### WHAT TO DO
What is needed is each line of the data below that holds the string "index".
::: TASK DATA :::
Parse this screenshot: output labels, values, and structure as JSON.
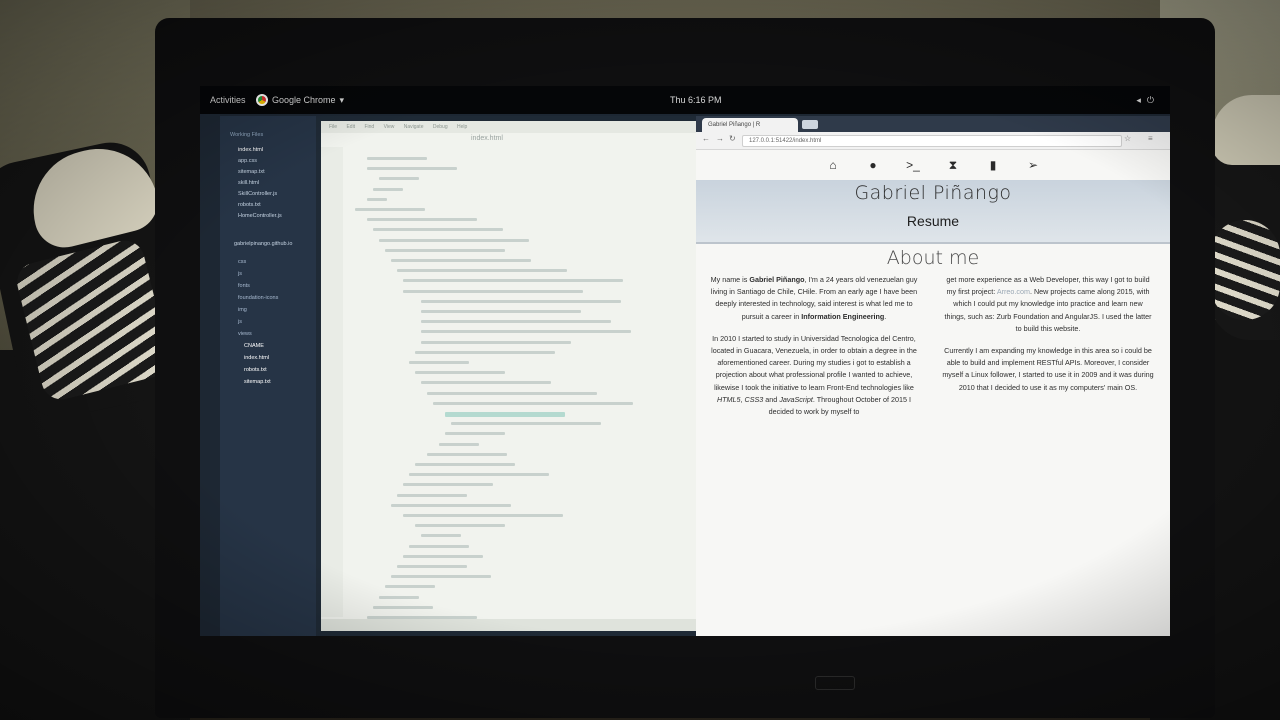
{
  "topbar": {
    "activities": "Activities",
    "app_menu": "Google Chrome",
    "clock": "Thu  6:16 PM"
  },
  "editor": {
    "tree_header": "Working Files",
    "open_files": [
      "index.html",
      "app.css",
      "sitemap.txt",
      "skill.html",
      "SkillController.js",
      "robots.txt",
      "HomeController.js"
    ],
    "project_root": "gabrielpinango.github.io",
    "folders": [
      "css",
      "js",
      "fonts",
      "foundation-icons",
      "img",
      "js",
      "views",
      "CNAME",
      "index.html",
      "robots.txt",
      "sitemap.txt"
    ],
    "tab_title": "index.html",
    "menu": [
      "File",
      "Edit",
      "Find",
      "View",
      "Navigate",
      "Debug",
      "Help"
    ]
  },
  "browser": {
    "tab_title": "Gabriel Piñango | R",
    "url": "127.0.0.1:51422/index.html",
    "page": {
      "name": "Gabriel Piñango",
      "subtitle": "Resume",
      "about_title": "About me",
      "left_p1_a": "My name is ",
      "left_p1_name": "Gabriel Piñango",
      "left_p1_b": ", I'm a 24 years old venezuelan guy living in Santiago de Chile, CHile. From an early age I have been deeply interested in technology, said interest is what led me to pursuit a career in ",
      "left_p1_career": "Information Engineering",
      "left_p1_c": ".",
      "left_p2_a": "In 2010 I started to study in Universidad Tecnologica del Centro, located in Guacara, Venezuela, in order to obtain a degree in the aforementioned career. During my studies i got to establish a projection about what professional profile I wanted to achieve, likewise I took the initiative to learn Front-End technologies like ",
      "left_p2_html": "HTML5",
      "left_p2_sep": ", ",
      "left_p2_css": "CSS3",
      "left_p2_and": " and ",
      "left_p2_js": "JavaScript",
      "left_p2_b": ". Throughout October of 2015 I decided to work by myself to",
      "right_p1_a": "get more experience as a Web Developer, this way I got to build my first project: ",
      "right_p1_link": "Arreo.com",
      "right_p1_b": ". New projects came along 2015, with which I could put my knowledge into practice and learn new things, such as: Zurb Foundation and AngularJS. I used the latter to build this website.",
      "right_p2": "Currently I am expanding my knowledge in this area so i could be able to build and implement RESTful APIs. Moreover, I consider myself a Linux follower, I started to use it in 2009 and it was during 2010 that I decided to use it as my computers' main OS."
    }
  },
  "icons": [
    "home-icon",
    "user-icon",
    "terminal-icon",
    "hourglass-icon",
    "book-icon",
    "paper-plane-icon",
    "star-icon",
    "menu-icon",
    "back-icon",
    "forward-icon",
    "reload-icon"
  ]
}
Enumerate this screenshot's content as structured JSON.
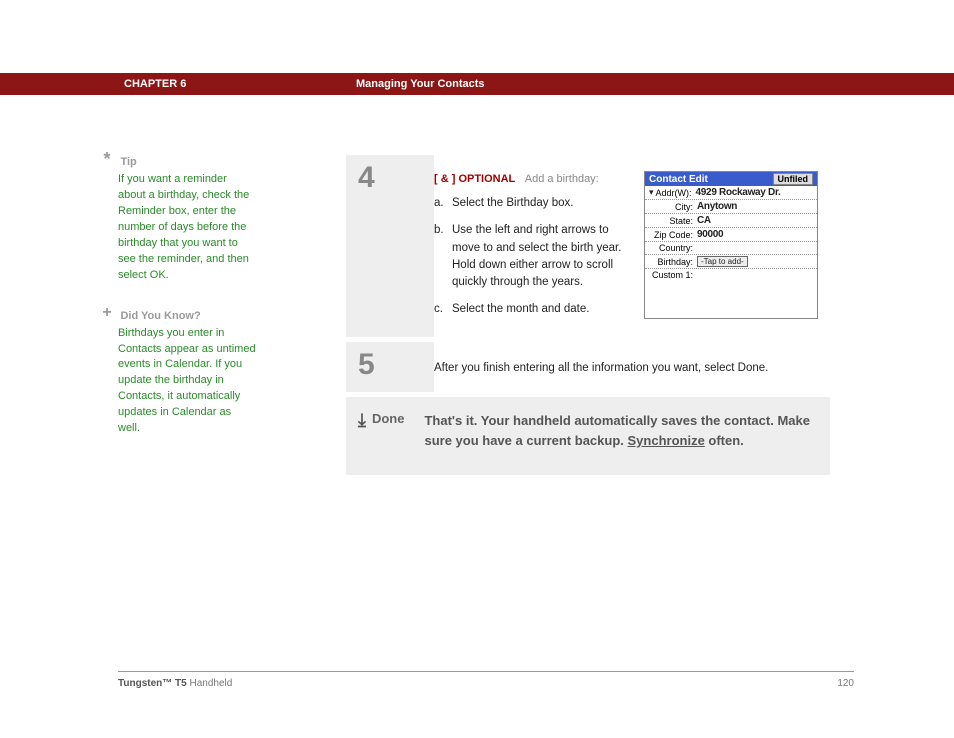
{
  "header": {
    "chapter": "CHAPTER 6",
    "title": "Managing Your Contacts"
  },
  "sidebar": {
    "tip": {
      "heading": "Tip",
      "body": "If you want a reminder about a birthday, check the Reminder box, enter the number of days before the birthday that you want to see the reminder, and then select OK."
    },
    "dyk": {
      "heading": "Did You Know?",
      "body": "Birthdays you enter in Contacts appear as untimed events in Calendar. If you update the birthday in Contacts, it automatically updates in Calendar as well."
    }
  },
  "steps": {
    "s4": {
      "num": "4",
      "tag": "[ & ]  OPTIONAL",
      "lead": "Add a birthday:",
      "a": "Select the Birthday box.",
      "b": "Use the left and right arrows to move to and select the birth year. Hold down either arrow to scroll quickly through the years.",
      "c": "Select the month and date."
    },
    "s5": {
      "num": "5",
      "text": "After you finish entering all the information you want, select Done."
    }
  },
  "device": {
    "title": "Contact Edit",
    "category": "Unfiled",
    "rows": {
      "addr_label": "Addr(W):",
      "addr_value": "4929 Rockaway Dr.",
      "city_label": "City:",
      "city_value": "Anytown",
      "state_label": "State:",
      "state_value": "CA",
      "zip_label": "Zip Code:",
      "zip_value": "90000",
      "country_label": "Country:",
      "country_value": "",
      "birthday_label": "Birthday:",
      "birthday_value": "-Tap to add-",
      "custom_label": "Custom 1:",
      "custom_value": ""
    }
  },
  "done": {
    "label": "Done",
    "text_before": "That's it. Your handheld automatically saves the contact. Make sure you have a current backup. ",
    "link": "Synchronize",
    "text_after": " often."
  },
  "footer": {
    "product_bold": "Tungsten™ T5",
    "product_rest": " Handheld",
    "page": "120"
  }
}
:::
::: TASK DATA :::
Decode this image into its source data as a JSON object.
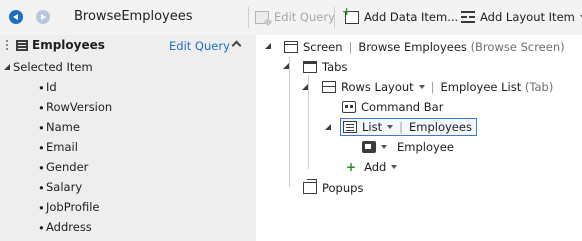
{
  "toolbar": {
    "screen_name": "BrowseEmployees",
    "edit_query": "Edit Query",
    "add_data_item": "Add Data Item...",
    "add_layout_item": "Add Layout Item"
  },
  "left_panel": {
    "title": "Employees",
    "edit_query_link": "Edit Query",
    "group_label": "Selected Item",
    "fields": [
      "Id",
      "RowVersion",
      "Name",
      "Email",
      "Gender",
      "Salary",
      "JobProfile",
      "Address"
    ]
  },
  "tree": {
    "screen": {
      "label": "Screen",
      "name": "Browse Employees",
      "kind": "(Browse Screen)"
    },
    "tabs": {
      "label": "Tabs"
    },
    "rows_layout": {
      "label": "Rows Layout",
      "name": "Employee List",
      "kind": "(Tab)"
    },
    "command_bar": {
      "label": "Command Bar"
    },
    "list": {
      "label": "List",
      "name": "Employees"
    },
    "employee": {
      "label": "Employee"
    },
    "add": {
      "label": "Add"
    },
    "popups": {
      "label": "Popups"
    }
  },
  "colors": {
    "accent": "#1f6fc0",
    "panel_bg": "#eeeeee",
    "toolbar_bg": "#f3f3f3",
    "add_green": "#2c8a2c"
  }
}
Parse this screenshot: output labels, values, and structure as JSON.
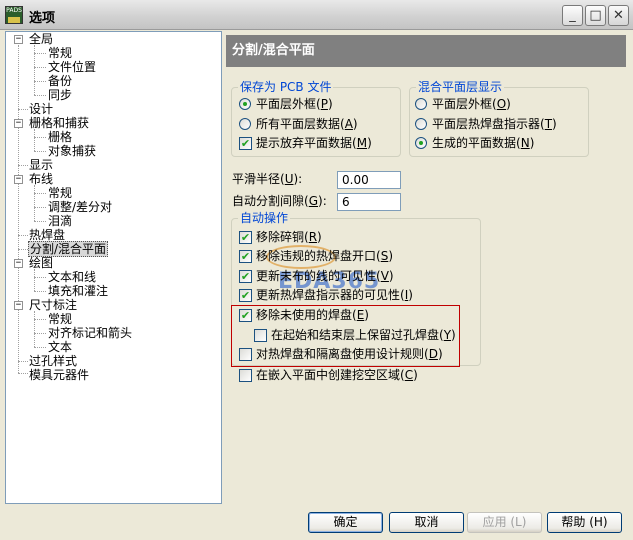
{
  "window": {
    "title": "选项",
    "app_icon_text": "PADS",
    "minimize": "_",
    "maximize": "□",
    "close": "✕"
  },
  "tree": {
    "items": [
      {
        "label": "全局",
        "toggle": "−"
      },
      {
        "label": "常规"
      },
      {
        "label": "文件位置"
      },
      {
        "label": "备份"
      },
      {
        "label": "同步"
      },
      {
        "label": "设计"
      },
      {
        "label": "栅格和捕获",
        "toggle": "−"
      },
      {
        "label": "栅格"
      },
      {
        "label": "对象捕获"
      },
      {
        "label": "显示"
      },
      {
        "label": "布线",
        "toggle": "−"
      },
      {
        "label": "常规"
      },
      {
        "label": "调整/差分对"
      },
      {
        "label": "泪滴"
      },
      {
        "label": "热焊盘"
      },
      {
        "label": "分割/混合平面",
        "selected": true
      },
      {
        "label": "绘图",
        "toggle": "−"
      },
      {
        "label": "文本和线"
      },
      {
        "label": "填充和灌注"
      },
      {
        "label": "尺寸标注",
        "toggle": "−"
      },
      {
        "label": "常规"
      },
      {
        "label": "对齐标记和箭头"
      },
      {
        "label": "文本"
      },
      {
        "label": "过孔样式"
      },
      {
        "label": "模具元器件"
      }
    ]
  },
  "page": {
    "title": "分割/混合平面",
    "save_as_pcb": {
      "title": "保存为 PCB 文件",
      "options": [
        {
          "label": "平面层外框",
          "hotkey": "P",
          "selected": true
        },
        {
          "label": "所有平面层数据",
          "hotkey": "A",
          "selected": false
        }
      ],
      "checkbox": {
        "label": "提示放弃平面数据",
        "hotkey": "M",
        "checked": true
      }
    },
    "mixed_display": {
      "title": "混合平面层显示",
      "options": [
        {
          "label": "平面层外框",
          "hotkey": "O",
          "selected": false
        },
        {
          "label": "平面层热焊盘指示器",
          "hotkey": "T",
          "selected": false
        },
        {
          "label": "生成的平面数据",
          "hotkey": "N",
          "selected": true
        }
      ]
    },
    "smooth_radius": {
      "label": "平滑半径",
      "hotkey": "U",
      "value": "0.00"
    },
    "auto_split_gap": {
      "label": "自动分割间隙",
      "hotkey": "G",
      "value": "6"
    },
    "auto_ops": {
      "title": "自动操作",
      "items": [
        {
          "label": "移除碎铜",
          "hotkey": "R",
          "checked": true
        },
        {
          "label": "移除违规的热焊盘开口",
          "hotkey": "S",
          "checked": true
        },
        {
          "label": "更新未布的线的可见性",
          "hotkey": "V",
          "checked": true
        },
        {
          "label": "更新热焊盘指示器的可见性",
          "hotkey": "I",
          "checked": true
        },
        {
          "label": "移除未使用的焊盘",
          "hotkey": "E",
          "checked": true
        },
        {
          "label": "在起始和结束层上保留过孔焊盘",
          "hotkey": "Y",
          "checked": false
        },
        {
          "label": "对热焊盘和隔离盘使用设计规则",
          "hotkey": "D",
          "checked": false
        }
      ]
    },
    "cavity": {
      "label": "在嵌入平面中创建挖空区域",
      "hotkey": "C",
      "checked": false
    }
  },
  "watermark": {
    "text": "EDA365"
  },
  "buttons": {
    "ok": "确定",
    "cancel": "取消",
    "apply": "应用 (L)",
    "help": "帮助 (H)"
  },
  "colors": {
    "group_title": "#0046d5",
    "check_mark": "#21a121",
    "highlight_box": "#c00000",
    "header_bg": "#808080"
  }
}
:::
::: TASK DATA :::
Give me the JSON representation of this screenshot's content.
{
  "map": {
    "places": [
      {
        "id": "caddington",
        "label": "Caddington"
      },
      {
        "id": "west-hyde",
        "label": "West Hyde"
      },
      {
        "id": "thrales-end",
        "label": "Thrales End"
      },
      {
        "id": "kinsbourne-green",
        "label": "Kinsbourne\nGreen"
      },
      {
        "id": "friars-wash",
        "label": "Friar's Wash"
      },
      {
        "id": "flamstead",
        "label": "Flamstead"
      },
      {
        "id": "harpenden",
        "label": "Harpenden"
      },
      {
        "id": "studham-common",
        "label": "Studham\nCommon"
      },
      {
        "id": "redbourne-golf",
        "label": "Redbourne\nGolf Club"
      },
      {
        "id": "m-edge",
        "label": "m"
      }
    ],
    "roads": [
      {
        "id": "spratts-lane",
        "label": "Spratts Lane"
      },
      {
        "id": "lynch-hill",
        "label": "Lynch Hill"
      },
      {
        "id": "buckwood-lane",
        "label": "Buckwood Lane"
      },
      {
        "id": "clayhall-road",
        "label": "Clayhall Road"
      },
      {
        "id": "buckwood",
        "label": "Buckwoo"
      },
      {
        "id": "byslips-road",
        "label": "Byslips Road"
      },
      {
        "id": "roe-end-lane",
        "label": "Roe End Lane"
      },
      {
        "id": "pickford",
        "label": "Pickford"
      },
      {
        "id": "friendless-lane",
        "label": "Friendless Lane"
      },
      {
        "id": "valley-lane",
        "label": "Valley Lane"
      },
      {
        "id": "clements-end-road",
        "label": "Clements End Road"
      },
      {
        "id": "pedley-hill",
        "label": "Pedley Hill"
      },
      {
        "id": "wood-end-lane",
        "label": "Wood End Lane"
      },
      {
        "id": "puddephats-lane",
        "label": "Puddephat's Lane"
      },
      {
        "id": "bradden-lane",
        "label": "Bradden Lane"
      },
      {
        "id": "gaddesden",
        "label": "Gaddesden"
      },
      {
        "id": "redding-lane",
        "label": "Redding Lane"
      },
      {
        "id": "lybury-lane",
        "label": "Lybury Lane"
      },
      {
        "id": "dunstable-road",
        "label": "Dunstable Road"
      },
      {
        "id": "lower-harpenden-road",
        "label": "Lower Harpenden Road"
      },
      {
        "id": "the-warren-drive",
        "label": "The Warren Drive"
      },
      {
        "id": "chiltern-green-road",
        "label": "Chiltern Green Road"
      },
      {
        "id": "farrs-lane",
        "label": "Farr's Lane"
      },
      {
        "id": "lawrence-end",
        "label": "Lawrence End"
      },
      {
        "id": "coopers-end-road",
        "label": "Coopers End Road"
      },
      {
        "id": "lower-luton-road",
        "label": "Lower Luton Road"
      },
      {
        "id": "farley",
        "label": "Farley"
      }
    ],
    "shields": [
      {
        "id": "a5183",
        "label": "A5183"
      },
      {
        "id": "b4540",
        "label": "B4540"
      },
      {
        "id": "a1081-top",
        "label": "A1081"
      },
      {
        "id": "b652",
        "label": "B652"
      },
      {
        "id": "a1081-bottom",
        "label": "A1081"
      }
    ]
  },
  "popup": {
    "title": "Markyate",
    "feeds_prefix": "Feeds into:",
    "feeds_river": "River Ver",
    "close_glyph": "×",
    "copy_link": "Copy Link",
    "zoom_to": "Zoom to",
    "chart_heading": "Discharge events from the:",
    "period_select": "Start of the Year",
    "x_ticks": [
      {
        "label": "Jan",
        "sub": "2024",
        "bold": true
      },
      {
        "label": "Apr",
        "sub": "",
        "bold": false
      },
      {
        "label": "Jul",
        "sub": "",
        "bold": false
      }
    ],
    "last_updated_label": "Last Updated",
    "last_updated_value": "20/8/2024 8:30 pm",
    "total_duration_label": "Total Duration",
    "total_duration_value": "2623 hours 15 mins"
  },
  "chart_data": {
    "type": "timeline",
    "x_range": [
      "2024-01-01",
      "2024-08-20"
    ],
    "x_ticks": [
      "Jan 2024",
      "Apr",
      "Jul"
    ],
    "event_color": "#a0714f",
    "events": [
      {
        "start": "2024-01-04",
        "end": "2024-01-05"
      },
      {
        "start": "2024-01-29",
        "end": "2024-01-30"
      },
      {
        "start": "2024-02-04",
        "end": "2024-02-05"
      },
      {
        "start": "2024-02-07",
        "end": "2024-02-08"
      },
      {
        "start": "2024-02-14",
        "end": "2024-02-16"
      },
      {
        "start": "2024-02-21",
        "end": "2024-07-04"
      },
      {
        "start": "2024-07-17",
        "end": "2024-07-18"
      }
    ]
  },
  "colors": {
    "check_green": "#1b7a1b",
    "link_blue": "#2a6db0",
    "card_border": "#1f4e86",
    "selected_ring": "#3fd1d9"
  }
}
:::
### WRITTEN SOLUTION
      "index.html",
      "index.html",
    "tab_title": "index.html",
    "url": "127.0.0.1:51422/index.html",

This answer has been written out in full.